MONDO MANDINGO: The Salacious Story Of Slavesploitation
Behind every eccentric, cultish phenomenon lurks a fascinating story of how that profitable oddity came to be. The stranger the phenomenon, the better the story. Thus, it seems reasonable to believe that there is an interesting story behind the Mandingo phenomenon, which spawned three decades’ worth of books, two feature films and a legion of print and celluloid imitations. Rest assured, there is a great story to be told about this subject — and it can be found between the covers of Paul Talbot’s compact yet informative tome, Mondo Mandingo.
For those not in the know, Mandingo was an epic potboiler written by one Kyle Onstott, a 70 year-old dog-breeding expert who had never written fiction before. It told the story of life at a slave-breeding plantation in the Old South, larding it with jaw-dropping levels of sex and sadism and lingering on each shock with loving detail. It became a smash-hit shocker that spawned a string of sequels written by other authors and countless imitators. Movies also begin to cop from the Mandingo playbook, leading to a big-budget Hollywood adaptation that earned the same mix of shock and success its parent novel received. A sequel followed, along with more imitators…
In short, the Mandingo success story is a great example of a schlock phenomenon. Talbot gives it its due via a concise yet detailed exploration of the artifacts that fueled the phenomenon. The early sections of Mondo Mandingo explore the history of the books, starting with Onstott’s background and the real-life stories that inspired his book (despite its trashiness, the book was carefully researched). There are synopses for each book, as well as biographical sketches of sequel authors Lance Horner and Harry Whittington. Additional entertainment is provided by descriptions of the hyper-lurid lengths that Mandingo imitators would go to in their zeal to out-shock their inspiration.
However, the chapters devoted to the Mandingo film and its sequel, Drum, are where the book really shines. Talbot carefully explores the history both films, from conception to critical response. Like the rest of Mondo Mandingo, these chapters were carefully researched — right down to reading the films’ screenplays — and are bolstered with fresh interviews done by the author, including chats with Mandingo director Richard Fleischer and Drum director Steve Carver. Both men are forthright about their experiences and, as a result, these chapters include great behind the scenes tales, particularly about the troubled production of Drum. The film chapters also include excerpts from the reviews for each film, which are often hilarious in their self-righteous rage.
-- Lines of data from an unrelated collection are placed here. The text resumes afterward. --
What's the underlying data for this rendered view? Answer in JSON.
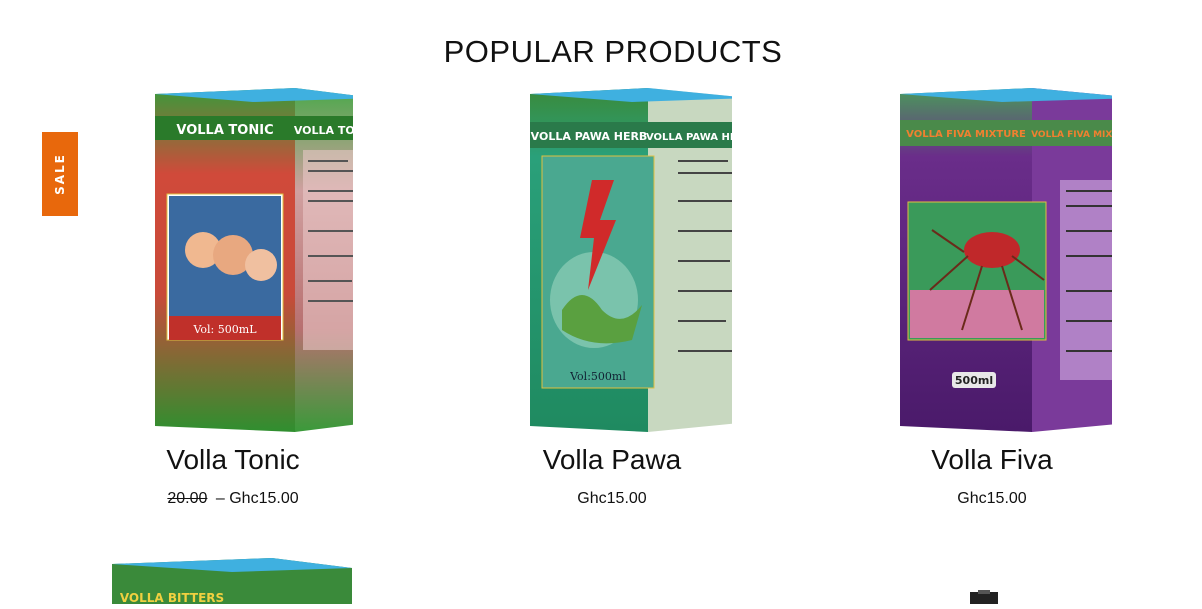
{
  "section": {
    "title": "POPULAR PRODUCTS"
  },
  "badges": {
    "sale": "SALE"
  },
  "products": [
    {
      "name": "Volla Tonic",
      "box_title_front": "VOLLA TONIC",
      "box_title_side": "VOLLA TONIC",
      "volume": "Vol: 500mL",
      "price_old": "20.00",
      "price_sep": "–",
      "price": "Ghc15.00",
      "accent": "#2f8f2f"
    },
    {
      "name": "Volla Pawa",
      "box_title_front": "VOLLA PAWA HERB",
      "box_title_side": "VOLLA PAWA HERB",
      "volume": "Vol:500ml",
      "price": "Ghc15.00",
      "accent": "#1f9a7a"
    },
    {
      "name": "Volla Fiva",
      "box_title_front": "VOLLA FIVA MIXTURE",
      "box_title_side": "VOLLA FIVA MIXTURE",
      "volume": "500ml",
      "price": "Ghc15.00",
      "accent": "#6a2d8a"
    }
  ],
  "next_row": {
    "box_title": "VOLLA BITTERS"
  },
  "colors": {
    "sale_tab": "#e8680c",
    "text": "#111111"
  }
}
The final chapter is devoted to a series of short essays about the various cinematic knockoffs of Mandingo. It’s a short but eventful chapter that is packed with great informations. Highlights include an exploration of the many re-edits performed on the German film version of Uncle Tom’s Cabin, which include a hysterical-sounding re-edit with 40 minutes of freshly-shot slavesploitation sleaze by drive-in legend Al Adamson, and the story of how the American release of the Jacopetti/Prosperi mock-shockumentary Addio Zio Tom almost destroyed Cannon Films during their pre-Golan/Globus era. The book’s endpages offer a wealth of publishing and production information on the books and films it examines, including a chronological plot order for the books of the Falconhurst series.
It all adds up to a brisk read that weaves in a wealth of detail without ever allowing its pace to flag. Talbot has done a fine job all-around and his skillful work makes Mondo Mandingo a must for exploitation film scholars everywhere.